As similar as their troubled paths may be, however, it’s difficult to argue that Lili’s struggles with authority figures & indifferent older crushes are nearly as devastating as the indignities Hagen suffers. A mixed-breed street dog, Hagen is cruelly treated by every human being in his life in a gradually escalating gauntlet of abuse. After the cold beratement he suffers from Lili’s father, Hagen is abandoned roadside & left to fend for himself. A large part of the movie’s narrative takes a dog’s POV in a style that’s much more akin to the harsh realities of Baxter than it is to Homeward Bound. The confusing chaos of ducking through traffic, scavenging for puddles to drink & garbage to eat, and curiously pawing at roadkill are only the start to Hagen’s perilous journey. He initially makes enemies with animal control, a villain the film holds common with Shaun the Sheep & Babe 2: Pig in the City, but then his growing list of wrongdoers escalates to include butcher shop employees, desperate & homeless fiends, and heartless animal shelter brutes. Worst of all is an organized dogfighting ring (portrayed here in disturbing detail) that systematically abuses Hagen into becoming a trained killer instead of the sappy sweetheart he was in Lili’s protection. Speaking of Lili, even she becomes culpable in Hagen’s abuse as she gets so distracted with her own life that she gives up looking for her best friend, who’d been left to survive alone.

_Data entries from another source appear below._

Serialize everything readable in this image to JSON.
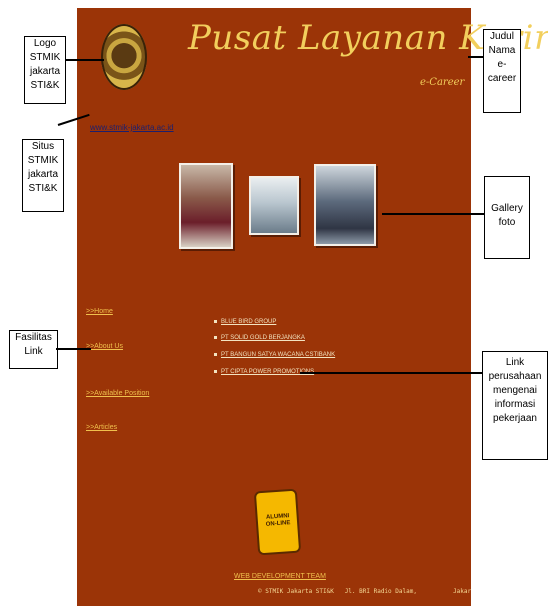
{
  "page": {
    "title": "Pusat Layanan Karir",
    "subtitle": "e-Career",
    "site_link": "www.stmik-jakarta.ac.id"
  },
  "nav": [
    ">>Home",
    ">>About Us",
    ">>Available Position",
    ">>Articles"
  ],
  "companies": [
    "BLUE BIRD GROUP",
    "PT SOLID GOLD BERJANGKA",
    "PT BANGUN SATYA WACANA CSTIBANK",
    "PT CIPTA POWER PROMOTIONS"
  ],
  "alumni_badge": "ALUMNI ON-LINE",
  "footer": {
    "title": "WEB DEVELOPMENT TEAM",
    "address": "© STMIK Jakarta STI&K   Jl. BRI Radio Dalam,          Jakar"
  },
  "annotations": {
    "logo": [
      "Logo",
      "STMIK",
      "jakarta",
      "STI&K"
    ],
    "site": [
      "Situs",
      "STMIK",
      "jakarta",
      "STI&K"
    ],
    "facilities": [
      "Fasilitas",
      "Link"
    ],
    "title": [
      "Judul",
      "Nama",
      "e-",
      "career"
    ],
    "gallery": [
      "Gallery",
      "foto"
    ],
    "company_links": [
      "Link",
      "perusahaan",
      "mengenai",
      "informasi",
      "pekerjaan"
    ]
  },
  "colors": {
    "page_bg": "#9b3407",
    "accent": "#f0c04d"
  }
}
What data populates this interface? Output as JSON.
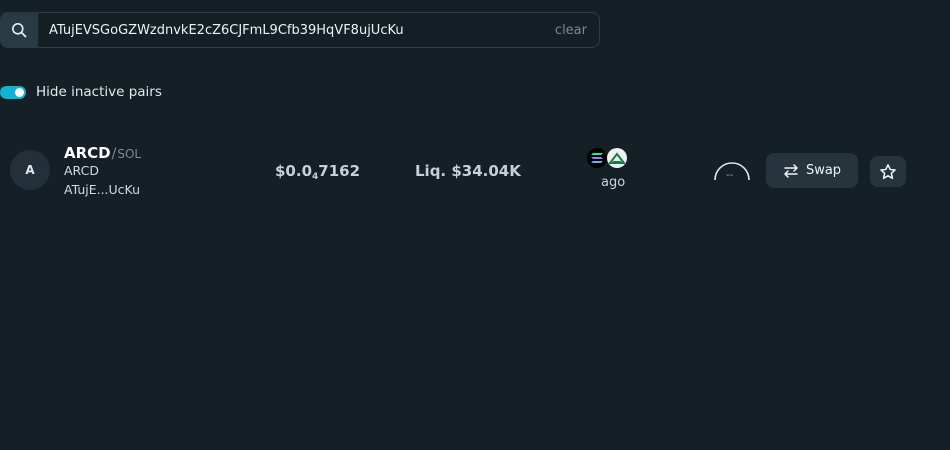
{
  "search": {
    "value": "ATujEVSGoGZWzdnvkE2cZ6CJFmL9Cfb39HqVF8ujUcKu",
    "clear_label": "clear",
    "icon": "search-icon"
  },
  "filters": {
    "hide_inactive_label": "Hide inactive pairs",
    "hide_inactive_enabled": true,
    "toggle_color": "#12b3d2"
  },
  "pair": {
    "avatar_letter": "A",
    "base_symbol": "ARCD",
    "separator": "/",
    "quote_symbol": "SOL",
    "token_name": "ARCD",
    "token_address_short": "ATujE...UcKu",
    "price_prefix": "$0.0",
    "price_zero_count": "4",
    "price_digits": "7162",
    "liquidity": "Liq. $34.04K",
    "chain_icon": "solana-icon",
    "dex_icon": "raydium-icon",
    "age": "ago",
    "gauge_value": "--",
    "swap_label": "Swap",
    "swap_icon": "swap-arrows-icon",
    "favorite_icon": "star-icon"
  },
  "colors": {
    "background": "#141f26",
    "button_bg": "#26343e",
    "accent": "#12b3d2"
  }
}
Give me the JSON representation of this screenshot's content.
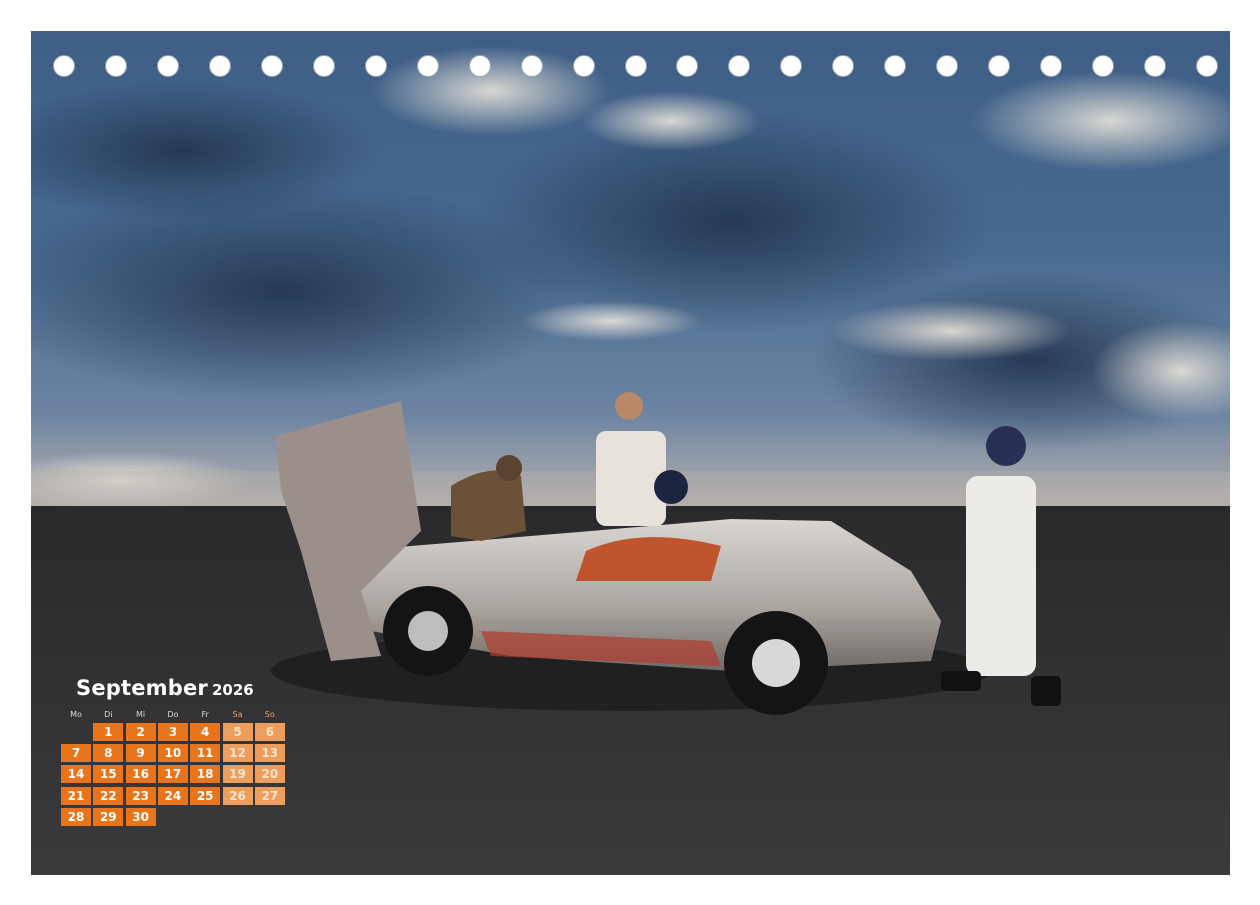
{
  "calendar": {
    "month": "September",
    "year": "2026",
    "weekdays": [
      "Mo",
      "Di",
      "Mi",
      "Do",
      "Fr",
      "Sa",
      "So"
    ],
    "weekend_color": "#ee9e5c",
    "day_color": "#e8751c",
    "first_weekday_index": 1,
    "days_in_month": 30
  },
  "photo": {
    "subject": "toy race car with mechanic figures"
  },
  "binding_holes": 23
}
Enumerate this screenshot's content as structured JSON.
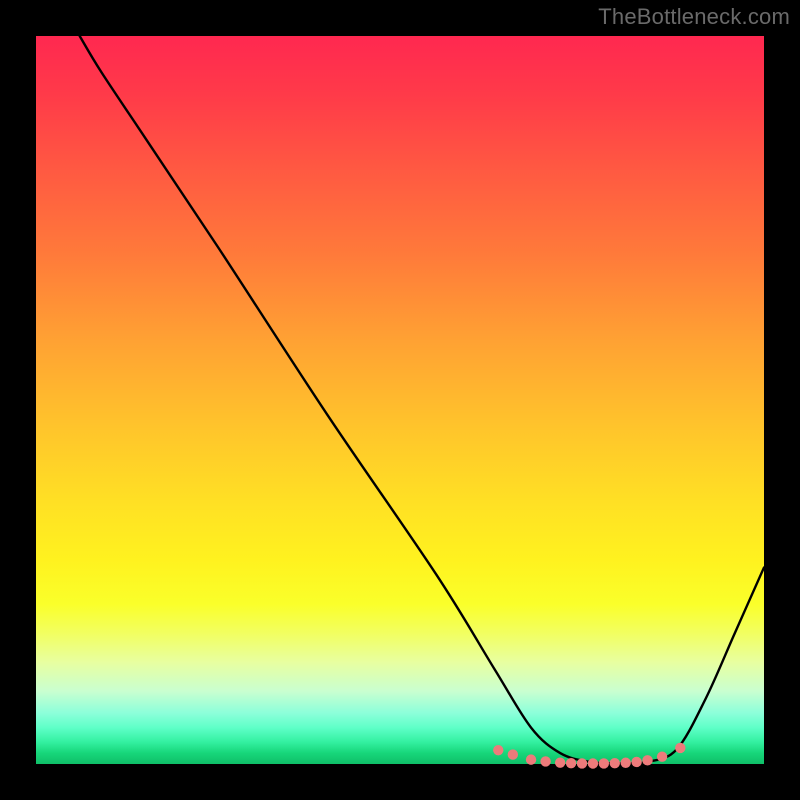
{
  "attribution": "TheBottleneck.com",
  "gradient": {
    "top": "#ff2850",
    "bottom": "#0fbf68"
  },
  "chart_data": {
    "type": "line",
    "title": "",
    "xlabel": "",
    "ylabel": "",
    "xlim": [
      0,
      100
    ],
    "ylim": [
      0,
      100
    ],
    "grid": false,
    "legend": false,
    "series": [
      {
        "name": "bottleneck-curve",
        "color": "#000000",
        "x": [
          6,
          9,
          15,
          25,
          40,
          55,
          63,
          68,
          72,
          76,
          80,
          84,
          88,
          92,
          96,
          100
        ],
        "y": [
          100,
          95,
          86,
          71,
          48,
          26,
          13,
          5,
          1.5,
          0.3,
          0.1,
          0.3,
          2,
          9,
          18,
          27
        ]
      }
    ],
    "markers": [
      {
        "name": "recommended-range-dots",
        "color": "#ed7b7b",
        "x": [
          63.5,
          65.5,
          68,
          70,
          72,
          73.5,
          75,
          76.5,
          78,
          79.5,
          81,
          82.5,
          84,
          86,
          88.5
        ],
        "y": [
          1.9,
          1.3,
          0.6,
          0.35,
          0.18,
          0.11,
          0.08,
          0.07,
          0.08,
          0.11,
          0.17,
          0.28,
          0.5,
          1.0,
          2.2
        ]
      }
    ]
  }
}
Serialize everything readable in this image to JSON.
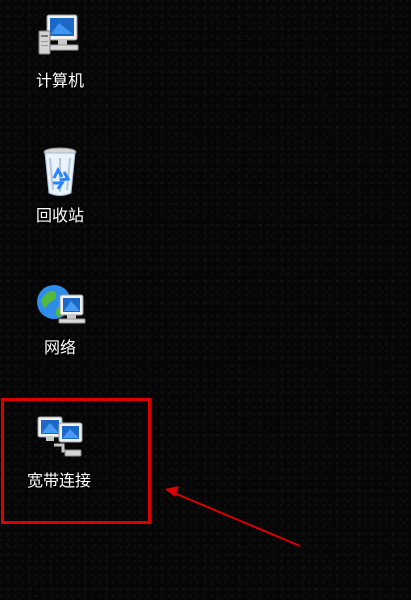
{
  "desktop": {
    "icons": [
      {
        "label": "计算机",
        "icon": "computer-icon"
      },
      {
        "label": "回收站",
        "icon": "recycle-bin-icon"
      },
      {
        "label": "网络",
        "icon": "network-icon"
      },
      {
        "label": "宽带连接",
        "icon": "broadband-connection-icon"
      }
    ]
  },
  "annotation": {
    "highlight_color": "#d80000",
    "arrow_color": "#d80000",
    "target": "宽带连接"
  }
}
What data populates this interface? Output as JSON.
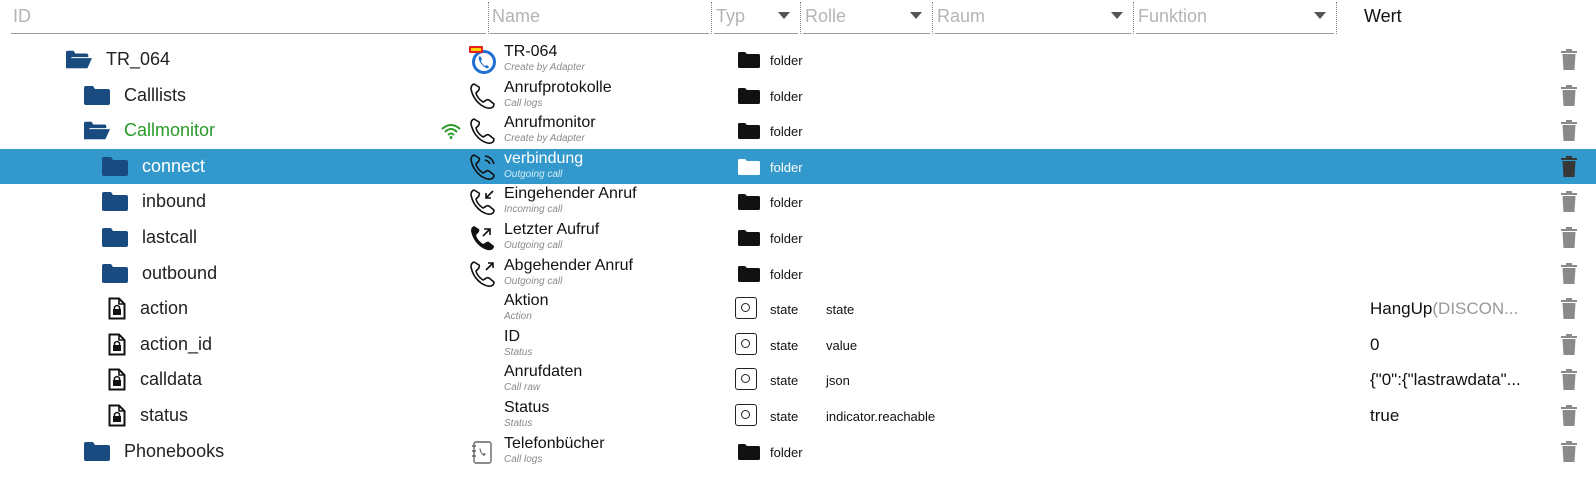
{
  "columns": {
    "id": "ID",
    "name": "Name",
    "type": "Typ",
    "role": "Rolle",
    "room": "Raum",
    "function": "Funktion",
    "value": "Wert"
  },
  "colors": {
    "selected_row": "#3399cc",
    "folder_blue": "#1a4b80",
    "connected_green": "#2a9a2a"
  },
  "rows": [
    {
      "id": "TR_064",
      "name": "TR-064",
      "desc": "Create by Adapter",
      "type": "folder",
      "role": "",
      "value": ""
    },
    {
      "id": "Calllists",
      "name": "Anrufprotokolle",
      "desc": "Call logs",
      "type": "folder",
      "role": "",
      "value": ""
    },
    {
      "id": "Callmonitor",
      "name": "Anrufmonitor",
      "desc": "Create by Adapter",
      "type": "folder",
      "role": "",
      "value": ""
    },
    {
      "id": "connect",
      "name": "verbindung",
      "desc": "Outgoing call",
      "type": "folder",
      "role": "",
      "value": ""
    },
    {
      "id": "inbound",
      "name": "Eingehender Anruf",
      "desc": "Incoming call",
      "type": "folder",
      "role": "",
      "value": ""
    },
    {
      "id": "lastcall",
      "name": "Letzter Aufruf",
      "desc": "Outgoing call",
      "type": "folder",
      "role": "",
      "value": ""
    },
    {
      "id": "outbound",
      "name": "Abgehender Anruf",
      "desc": "Outgoing call",
      "type": "folder",
      "role": "",
      "value": ""
    },
    {
      "id": "action",
      "name": "Aktion",
      "desc": "Action",
      "type": "state",
      "role": "state",
      "value": "HangUp",
      "value_extra": "(DISCON..."
    },
    {
      "id": "action_id",
      "name": "ID",
      "desc": "Status",
      "type": "state",
      "role": "value",
      "value": "0",
      "value_extra": ""
    },
    {
      "id": "calldata",
      "name": "Anrufdaten",
      "desc": "Call raw",
      "type": "state",
      "role": "json",
      "value": "{\"0\":{\"lastrawdata\"...",
      "value_extra": ""
    },
    {
      "id": "status",
      "name": "Status",
      "desc": "Status",
      "type": "state",
      "role": "indicator.reachable",
      "value": "true",
      "value_extra": ""
    },
    {
      "id": "Phonebooks",
      "name": "Telefonbücher",
      "desc": "Call logs",
      "type": "folder",
      "role": "",
      "value": ""
    }
  ]
}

The good news is that as much as White God tests the strength & patience of animal lovers’ hearts (that dogfighting ring sequence is particularly brutal), it also delivers the immense sweetness of abused dogs’ revenge in a way so satisfying & so calculated that it approaches the supernatural. The final half hour of the film, which features extended sequences of Dogpocalypse mayhem & very precise acts of revenge on Hagen’s list of enemies, reaches a grand scale crescendo of chaos that rivals anything you’d see in a more well-funded natural horror film, like a Godzilla or a King Kong. White God pulls a surprising amount of pathos out of a dog’s dialogue-free journey through various forms of cruel captivity, whether he’s displaying the unbridled freedom of a leashless run, assembling a gang of dogpound miscreants (in curiously butsniffing-free exchanges), or, sadly, transforming from a kind soul to a hardened killer. Dogs really do just want to please us. They want to make us proud, asking only for love & attention in return. Even if you can see where the movie is going in its final minutes as Lili answers for her own participation in Hagen’s abandonment & resulting abuse, the climax still hits hard. Both in the sheer joy of beholding seemingly all of the world’s abused dogs exact their revenge on us human scum & in the tender intimacy of watching two wounded animals, Hagen & Lili, facing off & reconciling their pasts, White God makes every ounce of suffering that came before the climax well worth it. It’s a rare, satisfying conclusion of a genuinely strange film that gratifies both in its willingness to go over the top & in its ability to touch you emotionally.

-Brandon Ledet